- [Work instruction] Calculate how many lines in the following records hold the word "Outbound", and report that number without comment.
START Task material
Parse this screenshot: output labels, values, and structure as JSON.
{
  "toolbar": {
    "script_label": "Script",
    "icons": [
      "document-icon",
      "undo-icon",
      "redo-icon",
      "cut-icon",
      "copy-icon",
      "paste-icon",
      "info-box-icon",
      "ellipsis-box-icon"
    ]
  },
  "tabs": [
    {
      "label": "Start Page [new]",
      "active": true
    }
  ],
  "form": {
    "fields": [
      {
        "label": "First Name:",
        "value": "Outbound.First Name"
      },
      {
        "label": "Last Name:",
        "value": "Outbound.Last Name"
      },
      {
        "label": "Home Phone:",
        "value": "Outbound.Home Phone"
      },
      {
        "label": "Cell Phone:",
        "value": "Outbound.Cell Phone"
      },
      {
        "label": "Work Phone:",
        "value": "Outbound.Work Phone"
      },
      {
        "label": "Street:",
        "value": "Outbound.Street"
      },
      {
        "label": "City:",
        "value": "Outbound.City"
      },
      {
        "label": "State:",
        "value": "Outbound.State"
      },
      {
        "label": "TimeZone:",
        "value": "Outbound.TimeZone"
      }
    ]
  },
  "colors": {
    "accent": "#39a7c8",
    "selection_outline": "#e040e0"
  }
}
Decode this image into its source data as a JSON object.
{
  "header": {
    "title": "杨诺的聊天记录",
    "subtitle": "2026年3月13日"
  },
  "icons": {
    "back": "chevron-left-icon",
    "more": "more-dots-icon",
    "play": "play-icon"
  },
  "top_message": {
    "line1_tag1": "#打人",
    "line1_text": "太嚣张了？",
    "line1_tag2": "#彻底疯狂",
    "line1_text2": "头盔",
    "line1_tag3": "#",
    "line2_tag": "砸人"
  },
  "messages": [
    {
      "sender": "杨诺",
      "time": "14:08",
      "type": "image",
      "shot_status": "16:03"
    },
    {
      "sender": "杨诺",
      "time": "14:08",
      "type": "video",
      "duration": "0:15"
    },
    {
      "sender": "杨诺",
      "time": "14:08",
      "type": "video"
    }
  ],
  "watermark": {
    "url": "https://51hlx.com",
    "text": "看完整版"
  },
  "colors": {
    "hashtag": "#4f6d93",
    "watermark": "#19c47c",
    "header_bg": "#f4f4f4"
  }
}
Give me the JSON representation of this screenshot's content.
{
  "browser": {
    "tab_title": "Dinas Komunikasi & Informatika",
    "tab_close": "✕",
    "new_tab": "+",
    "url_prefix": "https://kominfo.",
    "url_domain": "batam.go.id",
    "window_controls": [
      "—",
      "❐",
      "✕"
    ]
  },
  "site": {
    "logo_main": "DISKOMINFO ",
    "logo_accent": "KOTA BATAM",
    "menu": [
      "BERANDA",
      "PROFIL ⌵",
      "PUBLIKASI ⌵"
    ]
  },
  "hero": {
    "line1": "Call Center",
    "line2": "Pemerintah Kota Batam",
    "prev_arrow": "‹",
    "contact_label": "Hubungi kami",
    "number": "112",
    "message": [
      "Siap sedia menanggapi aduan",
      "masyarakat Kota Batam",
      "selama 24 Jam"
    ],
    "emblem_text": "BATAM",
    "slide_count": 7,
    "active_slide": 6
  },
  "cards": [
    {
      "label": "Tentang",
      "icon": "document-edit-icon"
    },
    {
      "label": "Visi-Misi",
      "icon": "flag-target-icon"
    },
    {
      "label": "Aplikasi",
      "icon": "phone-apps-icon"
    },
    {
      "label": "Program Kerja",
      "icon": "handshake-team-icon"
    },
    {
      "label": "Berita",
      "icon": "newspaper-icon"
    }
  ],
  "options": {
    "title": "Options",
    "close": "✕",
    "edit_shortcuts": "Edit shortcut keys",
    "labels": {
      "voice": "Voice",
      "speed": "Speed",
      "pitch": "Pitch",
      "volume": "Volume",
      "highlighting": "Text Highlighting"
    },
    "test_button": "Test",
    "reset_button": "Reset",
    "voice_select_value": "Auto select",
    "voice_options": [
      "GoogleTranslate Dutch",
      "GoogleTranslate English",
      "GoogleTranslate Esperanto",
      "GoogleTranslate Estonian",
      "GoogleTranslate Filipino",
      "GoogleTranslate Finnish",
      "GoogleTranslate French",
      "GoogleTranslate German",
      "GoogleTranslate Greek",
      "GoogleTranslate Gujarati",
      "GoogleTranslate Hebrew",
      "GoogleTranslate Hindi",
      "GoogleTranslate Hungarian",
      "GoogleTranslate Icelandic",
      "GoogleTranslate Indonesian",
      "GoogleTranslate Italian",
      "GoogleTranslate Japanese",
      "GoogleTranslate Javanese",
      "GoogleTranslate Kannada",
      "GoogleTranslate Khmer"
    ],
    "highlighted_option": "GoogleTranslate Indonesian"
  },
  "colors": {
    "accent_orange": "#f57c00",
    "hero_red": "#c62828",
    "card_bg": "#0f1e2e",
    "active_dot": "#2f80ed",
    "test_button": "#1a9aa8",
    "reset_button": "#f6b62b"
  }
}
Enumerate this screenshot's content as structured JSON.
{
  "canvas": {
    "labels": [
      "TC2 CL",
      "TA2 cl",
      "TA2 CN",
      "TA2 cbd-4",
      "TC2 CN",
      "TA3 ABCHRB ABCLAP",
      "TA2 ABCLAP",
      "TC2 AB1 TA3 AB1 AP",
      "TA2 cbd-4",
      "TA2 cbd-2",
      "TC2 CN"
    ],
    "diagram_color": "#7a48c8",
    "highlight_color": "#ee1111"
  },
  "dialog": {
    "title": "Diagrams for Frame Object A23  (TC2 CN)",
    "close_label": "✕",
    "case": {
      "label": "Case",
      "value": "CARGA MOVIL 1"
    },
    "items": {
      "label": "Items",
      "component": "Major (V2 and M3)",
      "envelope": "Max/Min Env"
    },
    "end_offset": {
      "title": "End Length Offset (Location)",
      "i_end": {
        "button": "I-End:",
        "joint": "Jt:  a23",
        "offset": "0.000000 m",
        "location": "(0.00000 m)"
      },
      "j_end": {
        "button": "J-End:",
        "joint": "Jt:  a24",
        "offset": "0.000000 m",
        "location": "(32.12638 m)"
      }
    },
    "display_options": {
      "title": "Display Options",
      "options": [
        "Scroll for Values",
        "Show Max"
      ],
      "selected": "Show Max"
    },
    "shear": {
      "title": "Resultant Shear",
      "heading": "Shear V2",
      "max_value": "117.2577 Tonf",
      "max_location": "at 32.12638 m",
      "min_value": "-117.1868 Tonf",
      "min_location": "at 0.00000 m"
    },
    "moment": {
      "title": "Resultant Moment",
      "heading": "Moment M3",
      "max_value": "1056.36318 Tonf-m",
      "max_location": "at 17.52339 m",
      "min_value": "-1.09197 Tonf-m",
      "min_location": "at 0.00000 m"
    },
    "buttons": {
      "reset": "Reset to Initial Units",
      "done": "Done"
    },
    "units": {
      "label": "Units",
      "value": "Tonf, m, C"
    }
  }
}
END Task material
- [Expected output] 9